24
State of California Board of Equalization. 2004. Ballast Water Management Fee, [Online]. Available: URL:
http://www.boe.ca.gov/sptaxprog/bllstweb12.htm (access date - July 2004).
25
U.S. Department of Transportation. 2001. Provisions Governing the Distribution of State Motor Fuel Tax
Receipts: California, [Online]. Available: URL: http://www.fhwa.dot.gov/ohim/hwytaxes/2001/california.htm
(access date - July 2004).
26
State of California. No date. Fish and Game Code Section 8040-8070, [Online]. Available: URL:
http://www.leginfo.ca.gov/cgi-bin/displaycod?section=fgc&group=08001-8070 (access date - July 2004).
27
State of California Department of Agriculture. 2004. List of Marketing Programs, [Online]. Available: URL:
http://www.cdfa.ca.gov/mkt/mkt/mktbrds. html (access date - July 2004).
28
The Marin County Planning Department and Wallace Roberts and Todd. 1989. Dillon Beach Community Plan,
[Online]. Available: URL:
http://www.co.marin.ca.us/depts/CD/main/pdf/planning/Dillon_Beach_Community_Plan_1989.PDF (access date
- March 2005).
29
The Marin County Planning Department and Wallace Roberts and Todd. 1989. Dillon Beach Community Plan,
[Online]. Available: URL:
http://www.co.marin.ca.us/depts/CD/main/pdf/planning/Dillon_Beach_Community_Plan_1989.PDF (access date
- March 2005).
30
‘NA’ refers to data which was not available, for example, due to few or no recorded permit numbers, or the
partially permitted nature of a fishery in 2000.
31
‘NA’ refers to data which was not available, for example, due to few or no recorded permit numbers, or the
partially permitted nature of a fishery in 2000.
32

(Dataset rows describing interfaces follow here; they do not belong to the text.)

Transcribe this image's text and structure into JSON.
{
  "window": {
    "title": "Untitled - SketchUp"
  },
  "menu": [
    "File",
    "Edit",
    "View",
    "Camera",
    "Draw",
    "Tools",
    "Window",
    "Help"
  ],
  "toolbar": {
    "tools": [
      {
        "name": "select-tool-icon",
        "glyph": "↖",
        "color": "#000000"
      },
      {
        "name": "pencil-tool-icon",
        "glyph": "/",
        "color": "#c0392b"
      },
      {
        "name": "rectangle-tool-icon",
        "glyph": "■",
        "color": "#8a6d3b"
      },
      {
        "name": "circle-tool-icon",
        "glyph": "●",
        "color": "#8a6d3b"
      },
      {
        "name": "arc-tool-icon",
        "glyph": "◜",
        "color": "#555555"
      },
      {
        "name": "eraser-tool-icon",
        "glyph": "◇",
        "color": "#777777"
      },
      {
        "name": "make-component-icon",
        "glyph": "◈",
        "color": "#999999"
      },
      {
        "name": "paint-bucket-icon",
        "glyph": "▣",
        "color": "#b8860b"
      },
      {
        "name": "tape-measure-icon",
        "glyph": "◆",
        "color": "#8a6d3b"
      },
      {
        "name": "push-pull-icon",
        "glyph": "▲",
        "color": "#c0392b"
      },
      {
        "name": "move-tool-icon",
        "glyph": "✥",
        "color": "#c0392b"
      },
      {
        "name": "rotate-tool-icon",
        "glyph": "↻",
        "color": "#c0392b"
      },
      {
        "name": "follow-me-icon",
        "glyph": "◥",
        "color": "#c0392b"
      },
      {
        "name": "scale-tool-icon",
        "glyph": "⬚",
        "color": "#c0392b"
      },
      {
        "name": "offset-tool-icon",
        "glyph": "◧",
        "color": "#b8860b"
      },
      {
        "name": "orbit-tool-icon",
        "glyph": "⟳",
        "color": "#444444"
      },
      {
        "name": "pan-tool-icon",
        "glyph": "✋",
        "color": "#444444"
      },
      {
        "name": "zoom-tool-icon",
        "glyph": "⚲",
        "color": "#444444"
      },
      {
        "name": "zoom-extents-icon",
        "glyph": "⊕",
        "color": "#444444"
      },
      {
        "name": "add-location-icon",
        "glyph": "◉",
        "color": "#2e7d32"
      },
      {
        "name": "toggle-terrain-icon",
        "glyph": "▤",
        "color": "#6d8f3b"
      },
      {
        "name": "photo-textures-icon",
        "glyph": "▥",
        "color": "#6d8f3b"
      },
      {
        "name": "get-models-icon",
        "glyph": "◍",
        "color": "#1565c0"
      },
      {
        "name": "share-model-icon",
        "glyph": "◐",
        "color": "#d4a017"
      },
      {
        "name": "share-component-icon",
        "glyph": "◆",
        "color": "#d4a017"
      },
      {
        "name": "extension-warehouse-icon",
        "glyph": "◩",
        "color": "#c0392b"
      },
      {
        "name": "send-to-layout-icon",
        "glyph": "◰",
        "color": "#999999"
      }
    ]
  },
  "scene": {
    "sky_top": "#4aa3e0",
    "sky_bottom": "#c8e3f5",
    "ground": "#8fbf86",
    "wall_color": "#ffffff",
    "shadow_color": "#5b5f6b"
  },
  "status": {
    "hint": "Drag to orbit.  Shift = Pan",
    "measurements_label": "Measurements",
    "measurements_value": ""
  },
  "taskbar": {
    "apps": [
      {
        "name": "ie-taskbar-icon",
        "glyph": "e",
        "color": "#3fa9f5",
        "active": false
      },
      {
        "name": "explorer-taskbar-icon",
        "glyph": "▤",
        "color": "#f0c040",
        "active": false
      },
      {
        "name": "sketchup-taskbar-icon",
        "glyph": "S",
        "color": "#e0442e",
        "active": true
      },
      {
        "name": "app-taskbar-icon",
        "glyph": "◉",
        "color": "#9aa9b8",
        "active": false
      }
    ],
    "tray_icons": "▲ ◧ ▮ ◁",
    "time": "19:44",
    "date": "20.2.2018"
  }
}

‘NA’ refers to data which was not available, for example, due to few or no recorded permit numbers, or the
partially permitted nature of a fishery in 2000.